I’m sure you’ll be pleased to hear that sound cards have started getting interesting again after years of a boring one horse race. It wasn’t too long ago when we looked at the Asus Xonar D2X – the PCI-Express x1 version of the original D2. Both of which were great cards with tons of features, but they were pretty expensive and excessively so for many. They were also lacking the key gaming feature—Environmental Audio Extensions (EAX)—which prevented some of our readers from swapping their Creative X-Fi out for a Xonar. It became a case that it was X-Fi for gaming, Xonar for music and movies.

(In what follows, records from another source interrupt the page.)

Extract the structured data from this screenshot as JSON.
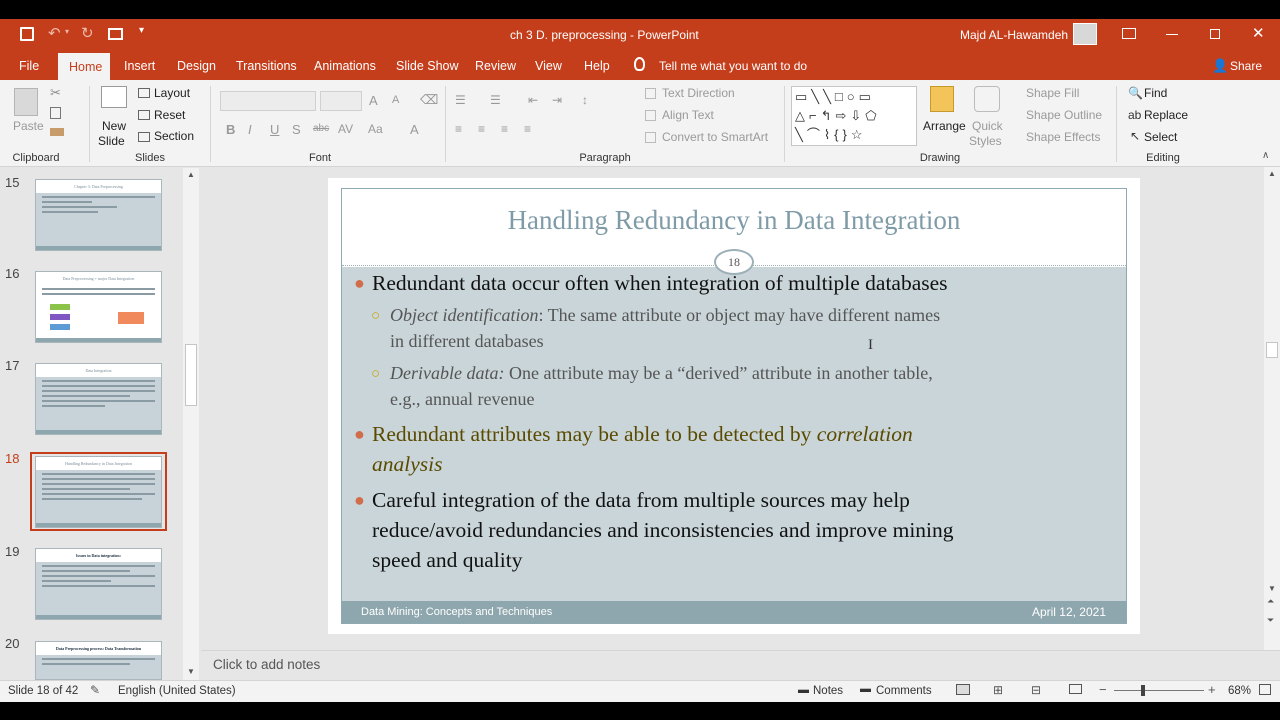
{
  "window": {
    "doc_title": "ch 3 D. preprocessing  -  PowerPoint",
    "user_name": "Majd AL-Hawamdeh"
  },
  "tabs": [
    "File",
    "Home",
    "Insert",
    "Design",
    "Transitions",
    "Animations",
    "Slide Show",
    "Review",
    "View",
    "Help"
  ],
  "tell_me": "Tell me what you want to do",
  "share_label": "Share",
  "ribbon": {
    "clipboard": {
      "paste": "Paste",
      "label": "Clipboard"
    },
    "slides": {
      "new_slide_1": "New",
      "new_slide_2": "Slide",
      "layout": "Layout",
      "reset": "Reset",
      "section": "Section",
      "label": "Slides"
    },
    "font": {
      "label": "Font"
    },
    "paragraph": {
      "text_direction": "Text Direction",
      "align_text": "Align Text",
      "convert_smartart": "Convert to SmartArt",
      "label": "Paragraph"
    },
    "drawing": {
      "arrange": "Arrange",
      "quick_styles_1": "Quick",
      "quick_styles_2": "Styles",
      "shape_fill": "Shape Fill",
      "shape_outline": "Shape Outline",
      "shape_effects": "Shape Effects",
      "label": "Drawing"
    },
    "editing": {
      "find": "Find",
      "replace": "Replace",
      "select": "Select",
      "label": "Editing"
    }
  },
  "thumbnails": [
    {
      "num": "15",
      "title": "Chapter 3: Data Preprocessing"
    },
    {
      "num": "16",
      "title": "Data Preprocessing + major Data Integration"
    },
    {
      "num": "17",
      "title": "Data Integration"
    },
    {
      "num": "18",
      "title": "Handling Redundancy in Data Integration"
    },
    {
      "num": "19",
      "title": "Issues in Data integration:"
    },
    {
      "num": "20",
      "title": "Data Preprocessing process: Data Transformation"
    }
  ],
  "slide": {
    "title": "Handling Redundancy in Data Integration",
    "number": "18",
    "bullets": [
      "Redundant data occur often when integration of multiple databases",
      "Redundant attributes may be able to be detected by ",
      "Careful integration of the data from multiple sources may help",
      "reduce/avoid redundancies and inconsistencies and improve mining",
      "speed and quality"
    ],
    "correlation_1": "correlation",
    "correlation_2": "analysis",
    "sub1_italic": "Object identification",
    "sub1_rest": ":  The same attribute or object may have different names",
    "sub1_line2": "in different databases",
    "sub2_italic": "Derivable data:",
    "sub2_rest": " One attribute may be a “derived” attribute in another table,",
    "sub2_line2": "e.g., annual revenue",
    "footer_left": "Data Mining: Concepts and Techniques",
    "footer_right": "April 12, 2021"
  },
  "notes_placeholder": "Click to add notes",
  "status": {
    "slide_info": "Slide 18 of 42",
    "language": "English (United States)",
    "notes": "Notes",
    "comments": "Comments",
    "zoom": "68%"
  }
}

Since then the tables have not only been turned, they’ve been picked up and viciously shaken by the legs. This follows on from recent events where Creative managed to annoy just about everyone in the enthusiast community because of the way it treated Daniel K, which many users felt was unacceptable considering Creative’s attitude to its own driver development and feature support.

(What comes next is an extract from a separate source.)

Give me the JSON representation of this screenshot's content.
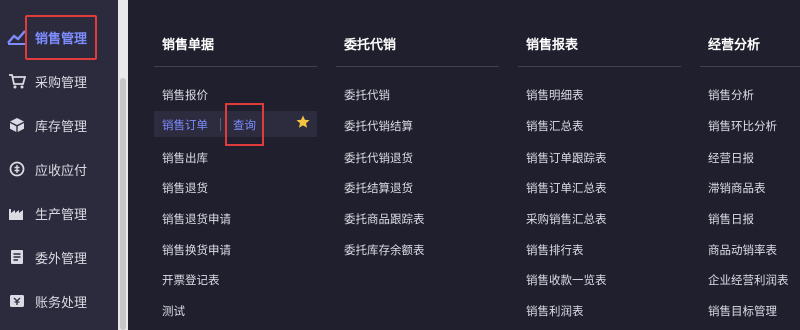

In an almost perfectly timed kick when the competition was down, Asus announced that it had reverse engineered EAX Advanced HD by releasing a free update to its XP and Vista drivers for DS3D (Direct Sound 3D) GX engine; this upgraded it to “version 2.0”. Overnight this effectively seemed to remove any reason to buy a Creative soundcard.

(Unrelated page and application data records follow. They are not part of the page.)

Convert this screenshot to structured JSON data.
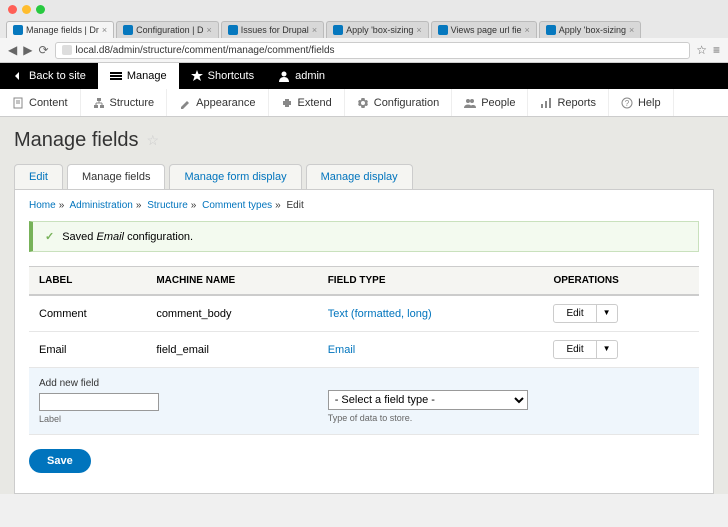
{
  "browser": {
    "tabs": [
      {
        "label": "Manage fields | Dr",
        "active": true
      },
      {
        "label": "Configuration | D"
      },
      {
        "label": "Issues for Drupal"
      },
      {
        "label": "Apply 'box-sizing"
      },
      {
        "label": "Views page url fie"
      },
      {
        "label": "Apply 'box-sizing"
      }
    ],
    "url": "local.d8/admin/structure/comment/manage/comment/fields"
  },
  "toolbar": {
    "back": "Back to site",
    "manage": "Manage",
    "shortcuts": "Shortcuts",
    "admin": "admin"
  },
  "admin_menu": {
    "content": "Content",
    "structure": "Structure",
    "appearance": "Appearance",
    "extend": "Extend",
    "configuration": "Configuration",
    "people": "People",
    "reports": "Reports",
    "help": "Help"
  },
  "page": {
    "title": "Manage fields"
  },
  "tabs": {
    "edit": "Edit",
    "manage_fields": "Manage fields",
    "manage_form": "Manage form display",
    "manage_display": "Manage display"
  },
  "breadcrumb": {
    "home": "Home",
    "admin": "Administration",
    "structure": "Structure",
    "comment_types": "Comment types",
    "edit": "Edit"
  },
  "status": {
    "prefix": "Saved",
    "em": "Email",
    "suffix": "configuration."
  },
  "table": {
    "headers": {
      "label": "LABEL",
      "machine": "MACHINE NAME",
      "type": "FIELD TYPE",
      "ops": "OPERATIONS"
    },
    "rows": [
      {
        "label": "Comment",
        "machine": "comment_body",
        "type": "Text (formatted, long)",
        "op": "Edit"
      },
      {
        "label": "Email",
        "machine": "field_email",
        "type": "Email",
        "op": "Edit"
      }
    ]
  },
  "add": {
    "title": "Add new field",
    "label_hint": "Label",
    "select_placeholder": "- Select a field type -",
    "type_hint": "Type of data to store."
  },
  "save": "Save"
}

Naturally Creative didn’t see it this way, and said that you only get the true experience from a proper X-Fi card. While this may be true, we bet the combination of both events has compounded a movement from Creative to Asus.
Even then, we still begged Asus for something a bit cheaper than the £100 Xonar D2 and D2X – at the time of review, the Creative X-Fi XtremeGamer was a solid card at a great price, but it was effectively unchallenged in the market. We weren’t asking for something completely “no frills” from Asus, just a product that produced great sound without the weight of a million Dolby and DTS extensions.
Finally, it seems our mad hollering has been answered as Asus has launched its Xonar DX – a half height card that comes in at about half the price of the original D2 and D2X, but still retains the high quality hardware, a few Dolby features and the new PCI-Express x1 interface. It's a year later than the XtremeGamer, but is it just that much better? We find out.
Audio Processor: ASUS AV100
Max Channels Supported: 7.1
Max Sampling Rate: 24-bit/192kHz
EAX level: "5"
Dolby Home Theatre Technologies
ALT (Analogue Loopback Transformation) Technology
Front Panel audio header
SNR: 116dB front, 112dB side, centre and rear
Analogue 3.5mm audio jacks and optical S/PDIF
Unlike the full fat Xonar, the DX has a fairly minimal package, although there’s still more in the box than what came with the XtremeGamer when we looked at that. With the Xonar DX, Asus includes a manual, a driver CD, an S/PDIF optical out adapter and a half height PCI bracket. That’s pretty funky – it’s never a guarantee to get a half height bracket with a half height card, so this should be useful if you’re planning a low profile system for a home theatre PC for example.